··· RECORDED INFORMATION
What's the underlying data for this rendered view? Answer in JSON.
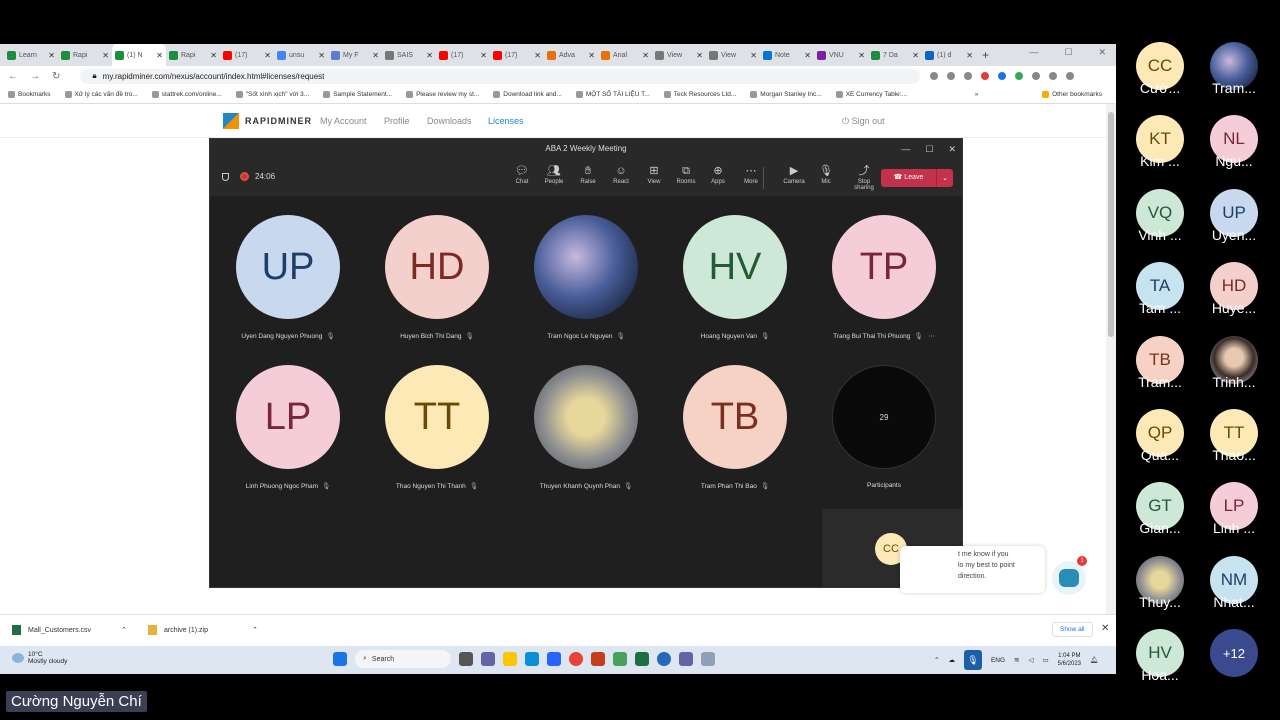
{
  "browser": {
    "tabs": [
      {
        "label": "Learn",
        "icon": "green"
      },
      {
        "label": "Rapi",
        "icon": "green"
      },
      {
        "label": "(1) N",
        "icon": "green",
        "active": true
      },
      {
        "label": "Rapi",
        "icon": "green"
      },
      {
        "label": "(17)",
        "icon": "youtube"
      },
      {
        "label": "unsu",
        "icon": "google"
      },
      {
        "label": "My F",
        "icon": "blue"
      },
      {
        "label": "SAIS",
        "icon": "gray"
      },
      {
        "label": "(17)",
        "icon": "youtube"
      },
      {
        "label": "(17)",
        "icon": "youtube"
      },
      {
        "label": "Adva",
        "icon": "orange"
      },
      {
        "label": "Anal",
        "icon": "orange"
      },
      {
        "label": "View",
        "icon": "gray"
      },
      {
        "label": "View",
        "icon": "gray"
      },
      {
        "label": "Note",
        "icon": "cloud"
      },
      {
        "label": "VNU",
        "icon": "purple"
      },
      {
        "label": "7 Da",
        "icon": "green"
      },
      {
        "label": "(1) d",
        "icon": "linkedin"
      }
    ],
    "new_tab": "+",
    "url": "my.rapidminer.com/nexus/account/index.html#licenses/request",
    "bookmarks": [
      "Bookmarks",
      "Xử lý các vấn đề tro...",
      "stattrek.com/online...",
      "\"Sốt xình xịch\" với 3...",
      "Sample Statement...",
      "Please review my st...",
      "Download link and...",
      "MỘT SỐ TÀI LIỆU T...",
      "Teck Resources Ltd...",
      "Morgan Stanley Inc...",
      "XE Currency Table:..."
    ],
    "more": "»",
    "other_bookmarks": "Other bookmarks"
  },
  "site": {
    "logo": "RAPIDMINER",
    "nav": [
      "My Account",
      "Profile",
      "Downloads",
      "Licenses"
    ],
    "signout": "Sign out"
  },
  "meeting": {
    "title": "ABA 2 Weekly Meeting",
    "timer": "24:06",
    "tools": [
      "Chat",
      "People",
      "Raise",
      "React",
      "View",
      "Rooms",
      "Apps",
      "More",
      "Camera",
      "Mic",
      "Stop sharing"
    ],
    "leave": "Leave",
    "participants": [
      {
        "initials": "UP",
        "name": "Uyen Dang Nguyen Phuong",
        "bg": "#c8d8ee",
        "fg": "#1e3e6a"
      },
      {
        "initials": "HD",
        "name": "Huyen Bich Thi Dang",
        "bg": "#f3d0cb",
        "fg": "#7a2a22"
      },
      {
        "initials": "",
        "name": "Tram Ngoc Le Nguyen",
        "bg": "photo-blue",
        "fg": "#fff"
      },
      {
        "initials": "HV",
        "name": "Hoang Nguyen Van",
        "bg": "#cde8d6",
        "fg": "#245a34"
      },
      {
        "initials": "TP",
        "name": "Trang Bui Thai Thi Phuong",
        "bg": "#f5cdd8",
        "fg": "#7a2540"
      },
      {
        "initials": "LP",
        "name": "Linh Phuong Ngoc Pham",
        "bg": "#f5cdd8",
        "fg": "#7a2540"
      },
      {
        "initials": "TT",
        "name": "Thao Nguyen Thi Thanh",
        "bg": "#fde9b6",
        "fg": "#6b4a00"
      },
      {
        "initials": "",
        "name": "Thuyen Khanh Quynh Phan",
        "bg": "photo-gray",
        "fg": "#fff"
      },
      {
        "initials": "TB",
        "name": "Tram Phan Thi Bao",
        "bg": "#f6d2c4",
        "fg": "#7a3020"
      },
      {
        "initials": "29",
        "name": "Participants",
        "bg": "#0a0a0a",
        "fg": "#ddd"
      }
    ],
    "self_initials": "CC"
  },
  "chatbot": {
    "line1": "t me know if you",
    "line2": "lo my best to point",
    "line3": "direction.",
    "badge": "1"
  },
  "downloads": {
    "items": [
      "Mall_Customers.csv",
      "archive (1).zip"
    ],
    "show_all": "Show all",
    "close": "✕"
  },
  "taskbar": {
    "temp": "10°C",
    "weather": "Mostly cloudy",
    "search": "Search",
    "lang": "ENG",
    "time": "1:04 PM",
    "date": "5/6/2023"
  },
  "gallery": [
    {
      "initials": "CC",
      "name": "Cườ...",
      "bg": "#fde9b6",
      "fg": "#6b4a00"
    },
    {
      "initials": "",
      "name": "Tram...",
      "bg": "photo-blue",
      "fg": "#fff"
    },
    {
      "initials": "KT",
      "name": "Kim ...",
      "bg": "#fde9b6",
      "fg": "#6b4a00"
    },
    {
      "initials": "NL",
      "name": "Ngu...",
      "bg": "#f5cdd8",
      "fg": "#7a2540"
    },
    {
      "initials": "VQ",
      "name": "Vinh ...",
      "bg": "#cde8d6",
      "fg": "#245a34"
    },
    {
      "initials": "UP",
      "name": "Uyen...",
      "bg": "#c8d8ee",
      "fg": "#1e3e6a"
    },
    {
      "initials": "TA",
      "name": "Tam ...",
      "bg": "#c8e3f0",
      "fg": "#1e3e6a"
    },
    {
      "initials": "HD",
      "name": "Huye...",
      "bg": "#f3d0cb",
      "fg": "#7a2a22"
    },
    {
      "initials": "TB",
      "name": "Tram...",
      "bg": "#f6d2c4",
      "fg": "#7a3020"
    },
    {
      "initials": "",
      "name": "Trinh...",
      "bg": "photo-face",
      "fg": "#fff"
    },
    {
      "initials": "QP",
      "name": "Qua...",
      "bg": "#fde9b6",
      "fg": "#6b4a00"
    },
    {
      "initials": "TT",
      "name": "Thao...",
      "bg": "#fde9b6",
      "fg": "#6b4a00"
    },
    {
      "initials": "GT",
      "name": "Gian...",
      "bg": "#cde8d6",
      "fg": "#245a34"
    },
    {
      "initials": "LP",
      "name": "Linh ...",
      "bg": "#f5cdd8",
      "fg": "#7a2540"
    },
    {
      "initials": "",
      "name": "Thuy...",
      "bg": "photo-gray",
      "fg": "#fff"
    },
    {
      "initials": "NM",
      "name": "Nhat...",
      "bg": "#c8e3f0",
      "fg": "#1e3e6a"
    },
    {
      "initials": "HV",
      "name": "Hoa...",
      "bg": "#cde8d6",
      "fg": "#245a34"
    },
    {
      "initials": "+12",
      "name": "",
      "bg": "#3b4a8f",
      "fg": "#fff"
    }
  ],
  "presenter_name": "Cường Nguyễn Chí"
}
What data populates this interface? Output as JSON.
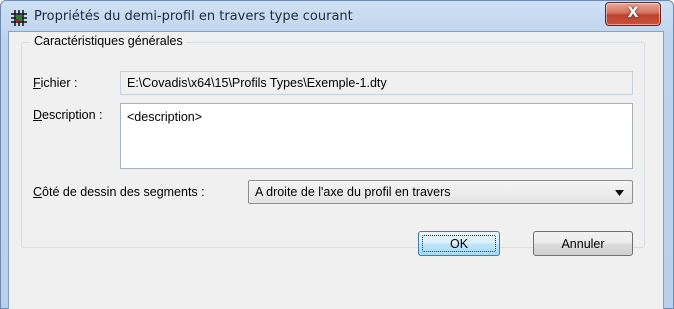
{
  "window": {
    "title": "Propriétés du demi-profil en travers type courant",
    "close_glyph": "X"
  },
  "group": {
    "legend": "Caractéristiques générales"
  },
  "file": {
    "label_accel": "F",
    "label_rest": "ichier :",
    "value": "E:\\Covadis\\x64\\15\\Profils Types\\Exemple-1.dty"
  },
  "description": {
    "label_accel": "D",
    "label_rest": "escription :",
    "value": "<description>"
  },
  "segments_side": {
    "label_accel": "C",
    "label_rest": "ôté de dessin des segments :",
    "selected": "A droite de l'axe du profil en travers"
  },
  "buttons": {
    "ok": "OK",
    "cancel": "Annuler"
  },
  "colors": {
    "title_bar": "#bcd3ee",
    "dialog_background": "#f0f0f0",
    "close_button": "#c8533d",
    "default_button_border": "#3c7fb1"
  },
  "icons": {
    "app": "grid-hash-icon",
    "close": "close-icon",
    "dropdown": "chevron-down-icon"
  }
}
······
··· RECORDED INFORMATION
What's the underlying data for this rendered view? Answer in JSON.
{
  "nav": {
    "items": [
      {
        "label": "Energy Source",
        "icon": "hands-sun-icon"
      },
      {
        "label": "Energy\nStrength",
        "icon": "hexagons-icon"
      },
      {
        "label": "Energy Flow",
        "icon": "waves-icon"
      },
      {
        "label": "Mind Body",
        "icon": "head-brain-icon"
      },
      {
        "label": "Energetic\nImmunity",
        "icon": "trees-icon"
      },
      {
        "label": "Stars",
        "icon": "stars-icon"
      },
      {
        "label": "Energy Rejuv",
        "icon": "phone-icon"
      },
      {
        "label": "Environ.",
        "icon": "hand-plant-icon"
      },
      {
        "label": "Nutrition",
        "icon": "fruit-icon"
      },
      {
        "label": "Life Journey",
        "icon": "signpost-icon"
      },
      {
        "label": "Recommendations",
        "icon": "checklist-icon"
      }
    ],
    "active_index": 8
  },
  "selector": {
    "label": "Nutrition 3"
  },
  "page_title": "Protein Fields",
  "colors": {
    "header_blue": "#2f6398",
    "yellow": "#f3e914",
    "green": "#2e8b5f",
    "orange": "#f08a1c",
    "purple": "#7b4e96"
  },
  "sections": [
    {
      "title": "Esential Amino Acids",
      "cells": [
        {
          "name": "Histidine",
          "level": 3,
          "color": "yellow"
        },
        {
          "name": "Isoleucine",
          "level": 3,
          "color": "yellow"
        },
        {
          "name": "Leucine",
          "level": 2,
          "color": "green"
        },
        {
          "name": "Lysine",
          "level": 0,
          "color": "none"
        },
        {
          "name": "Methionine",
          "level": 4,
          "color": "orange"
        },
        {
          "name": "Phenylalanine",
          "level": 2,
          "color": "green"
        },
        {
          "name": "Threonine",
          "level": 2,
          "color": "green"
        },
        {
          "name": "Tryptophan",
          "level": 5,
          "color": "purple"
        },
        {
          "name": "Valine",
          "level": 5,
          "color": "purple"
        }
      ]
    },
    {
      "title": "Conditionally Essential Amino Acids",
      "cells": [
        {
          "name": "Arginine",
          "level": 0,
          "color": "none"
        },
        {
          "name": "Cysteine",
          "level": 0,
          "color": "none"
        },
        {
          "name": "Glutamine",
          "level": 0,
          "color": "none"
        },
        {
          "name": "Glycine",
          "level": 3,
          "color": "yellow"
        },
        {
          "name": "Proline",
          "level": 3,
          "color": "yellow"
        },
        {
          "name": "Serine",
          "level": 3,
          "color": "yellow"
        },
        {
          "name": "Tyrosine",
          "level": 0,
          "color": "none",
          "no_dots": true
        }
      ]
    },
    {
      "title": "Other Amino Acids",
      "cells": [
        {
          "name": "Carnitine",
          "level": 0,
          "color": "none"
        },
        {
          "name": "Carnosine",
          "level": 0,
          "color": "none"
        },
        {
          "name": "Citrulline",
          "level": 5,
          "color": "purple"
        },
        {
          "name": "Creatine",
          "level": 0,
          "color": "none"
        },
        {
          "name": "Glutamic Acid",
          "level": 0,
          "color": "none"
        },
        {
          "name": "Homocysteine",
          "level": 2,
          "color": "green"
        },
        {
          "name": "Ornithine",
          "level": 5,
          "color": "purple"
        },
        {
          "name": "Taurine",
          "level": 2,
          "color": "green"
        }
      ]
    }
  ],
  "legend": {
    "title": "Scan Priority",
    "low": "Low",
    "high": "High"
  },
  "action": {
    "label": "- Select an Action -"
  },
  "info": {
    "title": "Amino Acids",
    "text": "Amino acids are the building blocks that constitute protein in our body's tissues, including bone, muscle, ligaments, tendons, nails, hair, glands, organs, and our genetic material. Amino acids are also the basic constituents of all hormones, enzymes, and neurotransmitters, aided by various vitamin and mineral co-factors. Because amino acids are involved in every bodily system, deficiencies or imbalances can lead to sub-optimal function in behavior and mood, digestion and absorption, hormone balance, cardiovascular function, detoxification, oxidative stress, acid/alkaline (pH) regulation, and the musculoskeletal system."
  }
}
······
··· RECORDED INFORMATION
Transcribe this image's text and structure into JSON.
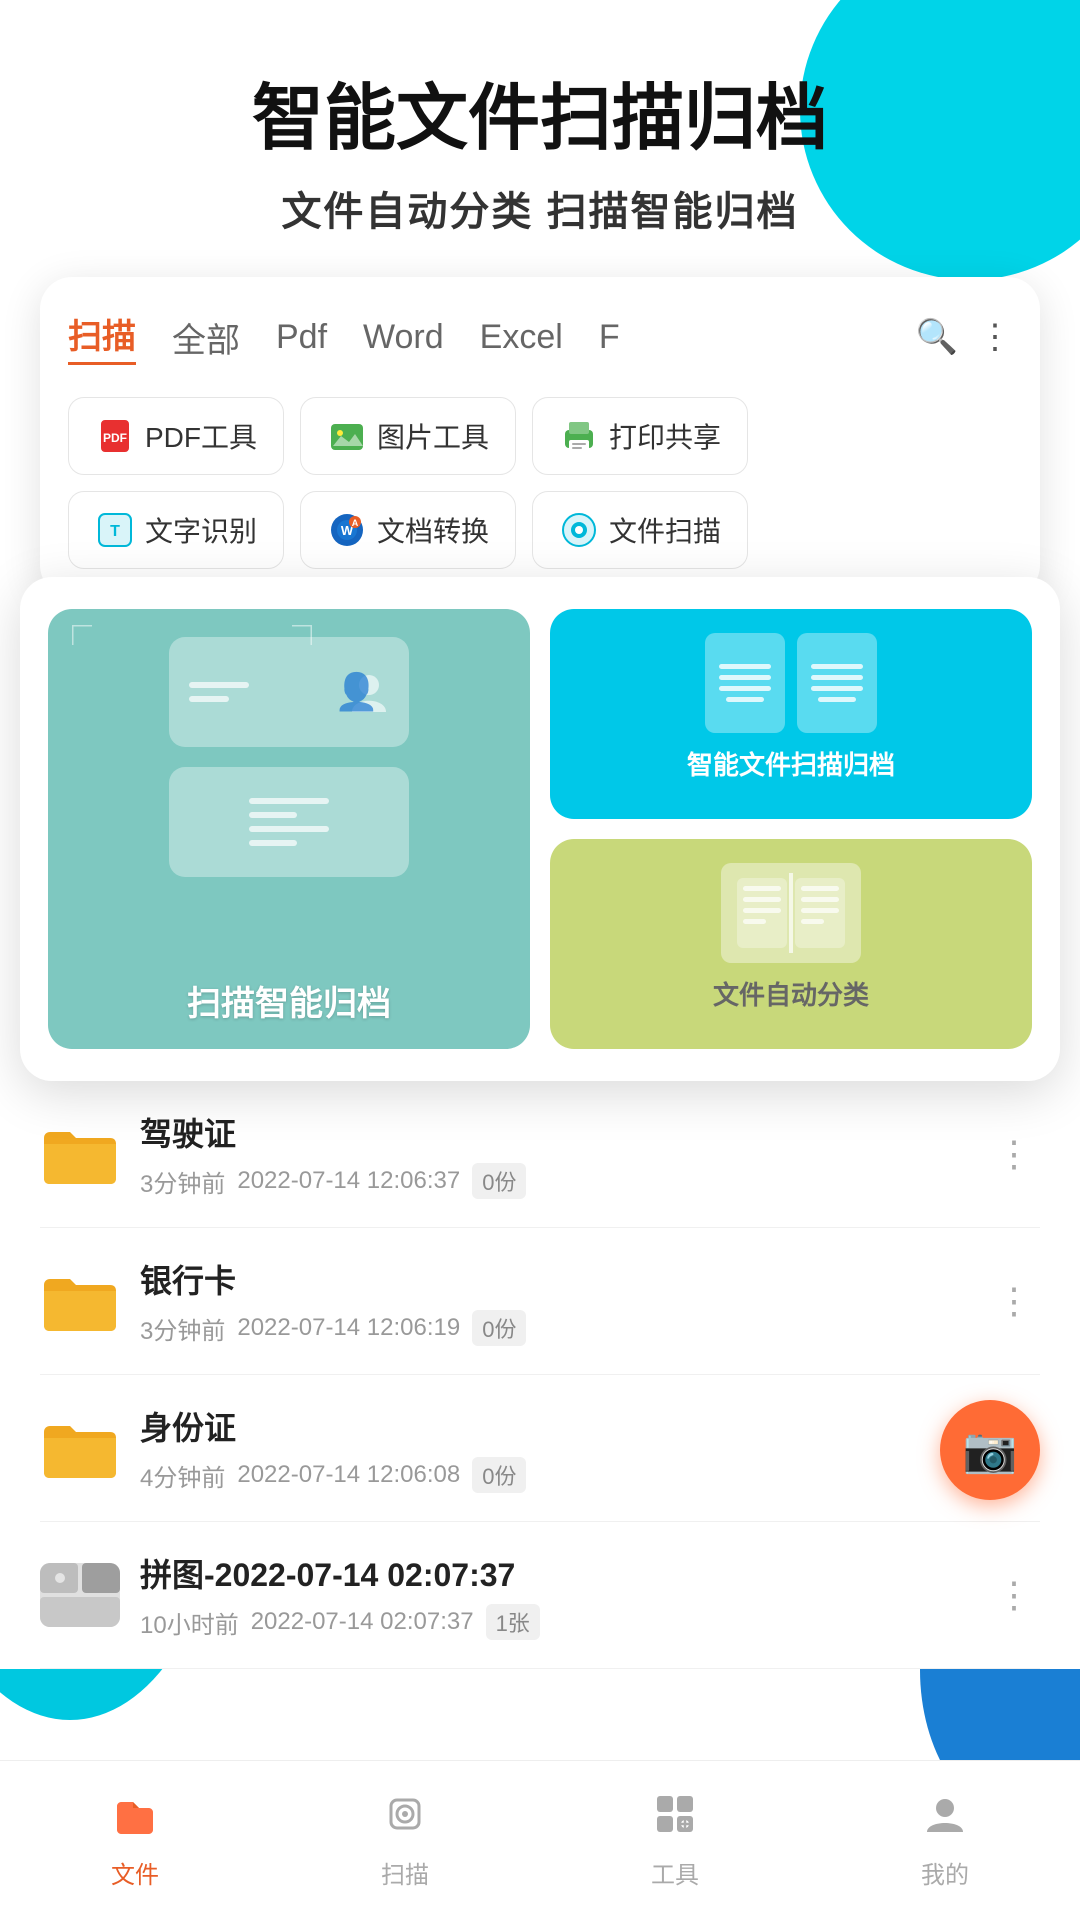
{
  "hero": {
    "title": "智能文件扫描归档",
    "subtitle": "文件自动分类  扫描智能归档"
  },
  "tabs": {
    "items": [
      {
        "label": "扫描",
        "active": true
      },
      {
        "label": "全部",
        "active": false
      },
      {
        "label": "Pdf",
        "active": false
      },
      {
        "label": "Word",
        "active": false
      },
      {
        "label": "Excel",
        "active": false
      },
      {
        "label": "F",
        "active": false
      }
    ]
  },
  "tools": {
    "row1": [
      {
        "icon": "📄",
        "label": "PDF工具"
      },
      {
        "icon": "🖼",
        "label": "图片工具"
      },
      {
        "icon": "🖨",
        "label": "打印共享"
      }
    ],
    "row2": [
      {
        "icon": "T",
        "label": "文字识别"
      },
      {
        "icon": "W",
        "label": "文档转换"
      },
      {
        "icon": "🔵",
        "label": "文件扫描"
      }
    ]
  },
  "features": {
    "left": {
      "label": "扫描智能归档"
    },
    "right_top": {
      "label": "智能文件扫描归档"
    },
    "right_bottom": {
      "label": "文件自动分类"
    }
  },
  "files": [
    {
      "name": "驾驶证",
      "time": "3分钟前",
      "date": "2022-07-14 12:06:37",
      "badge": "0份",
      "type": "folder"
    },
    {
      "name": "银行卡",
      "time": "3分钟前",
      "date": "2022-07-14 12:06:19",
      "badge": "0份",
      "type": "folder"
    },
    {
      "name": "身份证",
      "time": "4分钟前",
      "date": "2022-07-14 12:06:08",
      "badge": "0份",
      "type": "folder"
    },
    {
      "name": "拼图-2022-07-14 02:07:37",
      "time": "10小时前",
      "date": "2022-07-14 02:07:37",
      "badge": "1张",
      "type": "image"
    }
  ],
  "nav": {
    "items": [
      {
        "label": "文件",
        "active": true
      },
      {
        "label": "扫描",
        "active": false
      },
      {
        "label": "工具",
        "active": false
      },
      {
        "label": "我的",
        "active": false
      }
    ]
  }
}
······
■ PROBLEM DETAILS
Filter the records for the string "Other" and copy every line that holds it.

■ SOLUTION FOR THIS EXERCISE
    "other_bookmarks": "Other bookmarks"
      "title": "Other Amino Acids",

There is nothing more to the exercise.